---- Data to examine

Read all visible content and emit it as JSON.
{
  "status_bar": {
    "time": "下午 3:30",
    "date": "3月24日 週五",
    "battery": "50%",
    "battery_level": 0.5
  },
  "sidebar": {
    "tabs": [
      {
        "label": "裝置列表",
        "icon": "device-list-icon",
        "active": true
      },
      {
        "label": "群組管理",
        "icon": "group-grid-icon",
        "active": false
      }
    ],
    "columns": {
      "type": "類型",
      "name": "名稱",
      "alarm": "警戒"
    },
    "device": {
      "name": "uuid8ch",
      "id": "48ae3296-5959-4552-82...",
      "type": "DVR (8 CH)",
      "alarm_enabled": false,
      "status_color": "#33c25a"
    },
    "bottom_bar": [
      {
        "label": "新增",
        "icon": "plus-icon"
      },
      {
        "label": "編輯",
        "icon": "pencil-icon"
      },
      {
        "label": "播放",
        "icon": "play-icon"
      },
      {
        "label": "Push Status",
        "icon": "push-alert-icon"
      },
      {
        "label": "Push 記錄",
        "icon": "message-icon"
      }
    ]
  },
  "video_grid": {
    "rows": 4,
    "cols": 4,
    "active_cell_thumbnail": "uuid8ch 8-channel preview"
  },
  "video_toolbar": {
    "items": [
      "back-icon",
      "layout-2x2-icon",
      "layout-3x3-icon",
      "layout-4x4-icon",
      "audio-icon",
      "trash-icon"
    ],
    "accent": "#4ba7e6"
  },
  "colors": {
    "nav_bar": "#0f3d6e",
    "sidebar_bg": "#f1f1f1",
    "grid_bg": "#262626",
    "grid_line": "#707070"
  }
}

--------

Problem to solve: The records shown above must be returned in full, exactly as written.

Written reply:
Read all visible content and emit it as JSON.
{
  "status_bar": {
    "time": "下午 3:30",
    "date": "3月24日 週五",
    "battery": "50%",
    "battery_level": 0.5
  },
  "sidebar": {
    "tabs": [
      {
        "label": "裝置列表",
        "icon": "device-list-icon",
        "active": true
      },
      {
        "label": "群組管理",
        "icon": "group-grid-icon",
        "active": false
      }
    ],
    "columns": {
      "type": "類型",
      "name": "名稱",
      "alarm": "警戒"
    },
    "device": {
      "name": "uuid8ch",
      "id": "48ae3296-5959-4552-82...",
      "type": "DVR (8 CH)",
      "alarm_enabled": false,
      "status_color": "#33c25a"
    },
    "bottom_bar": [
      {
        "label": "新增",
        "icon": "plus-icon"
      },
      {
        "label": "編輯",
        "icon": "pencil-icon"
      },
      {
        "label": "播放",
        "icon": "play-icon"
      },
      {
        "label": "Push Status",
        "icon": "push-alert-icon"
      },
      {
        "label": "Push 記錄",
        "icon": "message-icon"
      }
    ]
  },
  "video_grid": {
    "rows": 4,
    "cols": 4,
    "active_cell_thumbnail": "uuid8ch 8-channel preview"
  },
  "video_toolbar": {
    "items": [
      "back-icon",
      "layout-2x2-icon",
      "layout-3x3-icon",
      "layout-4x4-icon",
      "audio-icon",
      "trash-icon"
    ],
    "accent": "#4ba7e6"
  },
  "colors": {
    "nav_bar": "#0f3d6e",
    "sidebar_bg": "#f1f1f1",
    "grid_bg": "#262626",
    "grid_line": "#707070"
  }
}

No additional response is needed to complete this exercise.